In financial difficulties since 1983 DYNA closed its doors in December 1989 after 68 years of activity in the service of radio. But the DYNA name will always remain in the memory of old radio operators who have all used, at some point in their career, one or other of these famous French manufactured Morse manipulators which sent millions of signals. DYNA have been delighting French operators, both professional and amateur for over 60 years. Now fallen into disuse, except for a few collectors and operators hungry for the nostalgia for the good old days of radio. This key has a great soft feel and very easy to use, I like it.
The 'American' Key Mk 2 manufactured by Dyna in 1947
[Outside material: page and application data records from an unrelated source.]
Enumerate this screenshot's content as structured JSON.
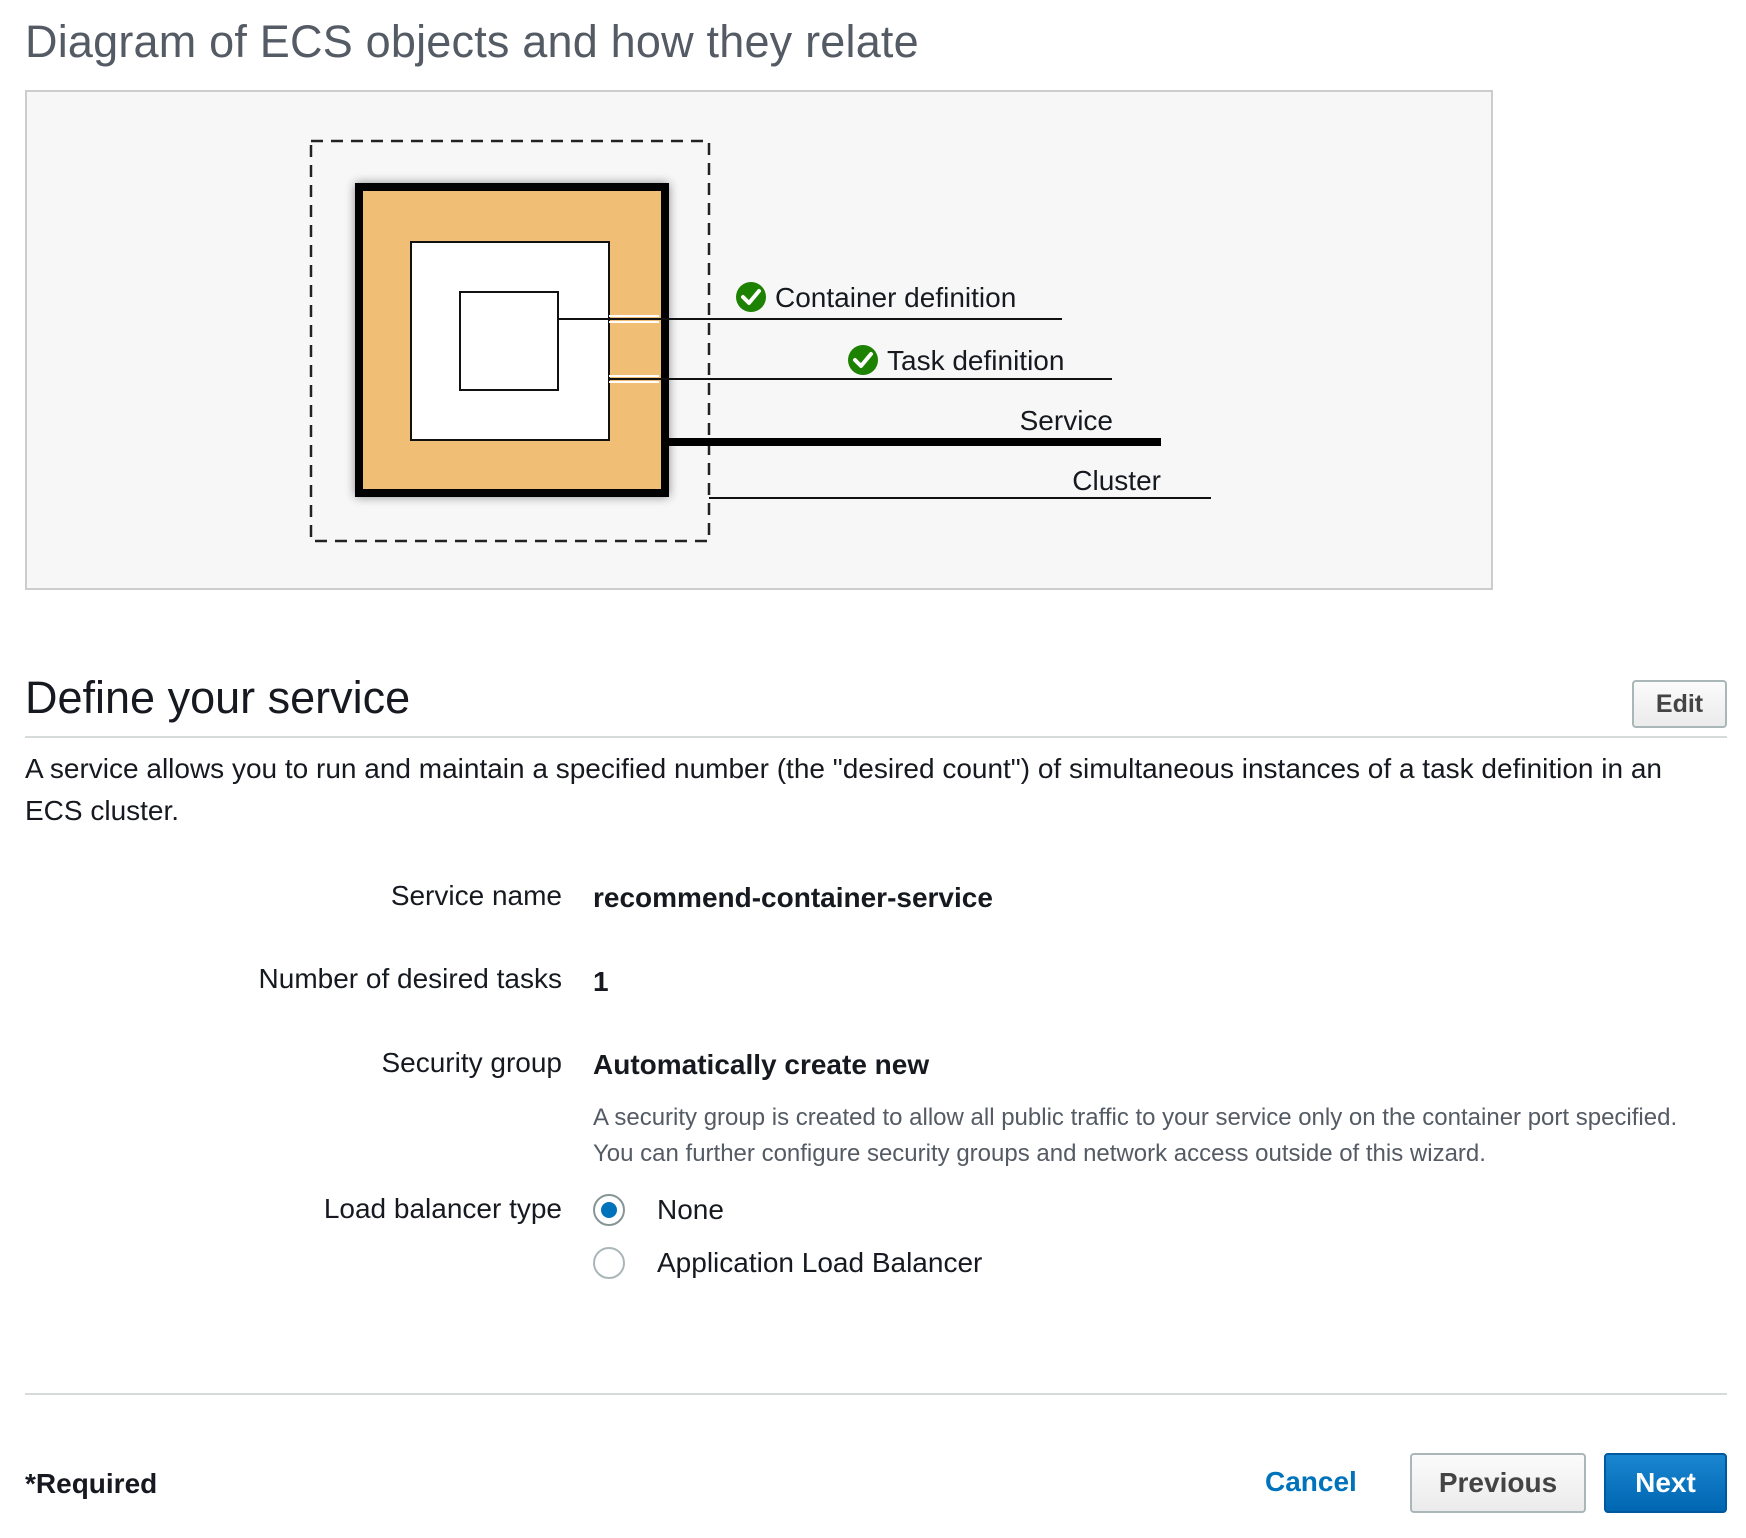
{
  "diagram": {
    "title": "Diagram of ECS objects and how they relate",
    "labels": {
      "container_definition": "Container definition",
      "task_definition": "Task definition",
      "service": "Service",
      "cluster": "Cluster"
    },
    "colors": {
      "service_fill": "#f0bf74",
      "check_green": "#1d8102",
      "panel_bg": "#f7f7f7"
    },
    "icons": {
      "container_check": "check-circle-icon",
      "task_check": "check-circle-icon"
    }
  },
  "section": {
    "title": "Define your service",
    "edit_label": "Edit",
    "description": "A service allows you to run and maintain a specified number (the \"desired count\") of simultaneous instances of a task definition in an ECS cluster."
  },
  "fields": {
    "service_name": {
      "label": "Service name",
      "value": "recommend-container-service"
    },
    "desired_tasks": {
      "label": "Number of desired tasks",
      "value": "1"
    },
    "security_group": {
      "label": "Security group",
      "value": "Automatically create new",
      "help": "A security group is created to allow all public traffic to your service only on the container port specified. You can further configure security groups and network access outside of this wizard."
    },
    "load_balancer": {
      "label": "Load balancer type",
      "options": [
        "None",
        "Application Load Balancer"
      ],
      "selected": "None"
    }
  },
  "footer": {
    "required_note": "*Required",
    "cancel_label": "Cancel",
    "previous_label": "Previous",
    "next_label": "Next",
    "accent_color": "#0073bb"
  }
}
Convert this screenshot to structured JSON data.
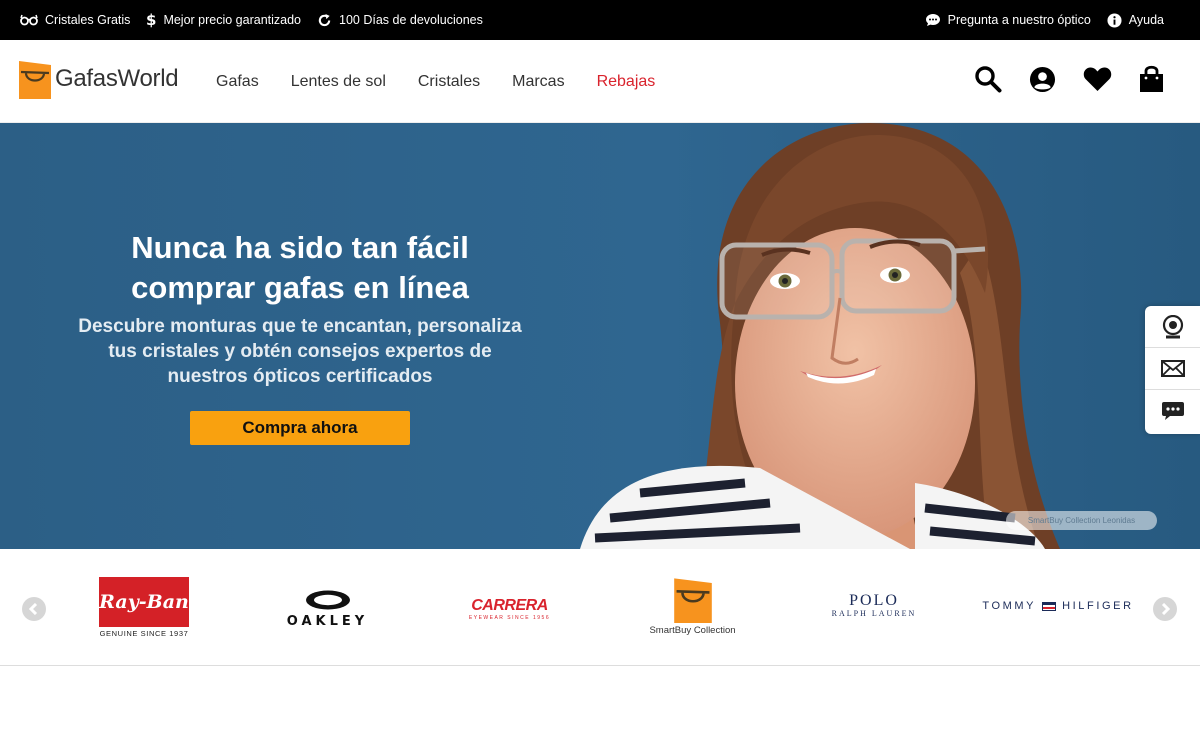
{
  "topbar": {
    "left": [
      {
        "icon": "glasses-icon",
        "label": "Cristales Gratis"
      },
      {
        "icon": "dollar-icon",
        "label": "Mejor precio garantizado"
      },
      {
        "icon": "refresh-icon",
        "label": "100 Días de devoluciones"
      }
    ],
    "right": [
      {
        "icon": "chat-bubble-icon",
        "label": "Pregunta a nuestro óptico"
      },
      {
        "icon": "info-icon",
        "label": "Ayuda"
      }
    ]
  },
  "header": {
    "logo_text": "GafasWorld",
    "nav": [
      "Gafas",
      "Lentes de sol",
      "Cristales",
      "Marcas",
      "Rebajas"
    ],
    "icons": [
      "search-icon",
      "account-icon",
      "heart-icon",
      "shopping-bag-icon"
    ]
  },
  "hero": {
    "title_line1": "Nunca ha sido tan fácil",
    "title_line2": "comprar gafas en línea",
    "subtitle_line1": "Descubre monturas que te encantan, personaliza",
    "subtitle_line2": "tus cristales y obtén consejos expertos de",
    "subtitle_line3": "nuestros ópticos certificados",
    "cta": "Compra ahora",
    "caption": "SmartBuy Collection Leonidas"
  },
  "side_widget": [
    "webcam-icon",
    "mail-icon",
    "chat-icon"
  ],
  "brands": {
    "rayban_name": "Ray-Ban",
    "rayban_tag": "GENUINE SINCE 1937",
    "oakley": "OAKLEY",
    "carrera_name": "CARRERA",
    "carrera_tag": "EYEWEAR SINCE 1956",
    "smartbuy": "SmartBuy Collection",
    "polo_line1": "POLO",
    "polo_line2": "RALPH LAUREN",
    "tommy_left": "TOMMY",
    "tommy_right": "HILFIGER"
  },
  "colors": {
    "accent": "#f9a10f",
    "sale": "#d9232d",
    "hero_bg": "#2f6690"
  }
}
This French key manufactured by Dyna from 1947 is the Mk 2 version of the American. It has a cast aluminium base with the Dyna logo cast in the left hand corner near to the contact. This key has slight differences from other examples I have seen and has a solid arm similar to that of the Dyna Marine key of 1938 rather than the folded sheet steel ones seen on other 'American' style Dyna practice keys. It is a nice key but does need mounting on a base to prevent it tipping forward when operating the long arm.
Christian F9WT corrected my description of this key and has informed me that this is a Mk 2 version manufactured from 1947 not 1938 as previously stated, I thank Christian for his input and correction, a link to his wonderful collection of keys, especially French keys, is available on my Links page.
Dyna Buzzer 1932 - 1983
 
The Dyna Buzzer first made it's appearance around 1932 and was used for training in reading the sound of Morse Code, the search for a significant point on a crystal when tuning a crystal radio or the construction of a wavemeter. This example is as new and came with it's instuction sheet showing differant ways of wiring for differant applications. They are often seen mounted on a practice key or an a seperate small base. The sheet has a date code at the bottom of March 1957 and dates this Buzzer around this time.
  Working Model of a French spark induction coil circ 1920 - 1930's
 
Lovely working model of a French spark induction coil with overall dimensions of 4 7/8" x 2 1/2". A beautiful model on a polished mahogany base with brass hardware. The card and tin foil condenser mounted in the base was burnt out when received but on investigation the card was found to be made of cut sections of a French order book giving addresses in small hamlets in France. The script gives an indication of date, that being of the 1920 - 1930's
French Spark Key circ 1920.
This key is assumed to be of French origin, due to the design and its similarity to the French military folding spark key from WW1. It has ceramic bead insulation on the line from the insulated, replaceable upper spark contact and also positions for a continuity strap between the arm and pivot block which can also be seen on the folding key. There is no indication of manufacturer so the origin is just an assumption. Any further information on this key would be greatly appreciated.

HUNGARIAN KEYS

Hungarian Homemade Practice Telegraph Set
Circ 1920 - 1940

This homemade practice telegraph set was made either in Hungary or by a Hungarian as can be seen by the code reference panels. The coil and battery holder is homemade as is the switch unit but both the key and buzzer are commercial units. There is a plug which can be docked into either the two red or two black sockets. The ends of the adjoining wires have banana plugs which appear to fit into the short tubes, these in turn fit inside the coil. Looking at the wiring underneath I am yet to see the purpose or functionality for the coil, although there is continuity through the wiring and components, this does have me baffled. I have so many unanswered questions regarding this set so if there is someone who can work it out I would love to hear from them. I am also yet to identify the beautiful small chrome key which has replaceable contacts. It has a maker’s logo of BF or BP with an accent over it or it may be birds wings, all encompassed within an elliptical circle. I feel that I have seen one before but just cannot place it. It is a great example of a homemade set from the 1920’s or 30’s.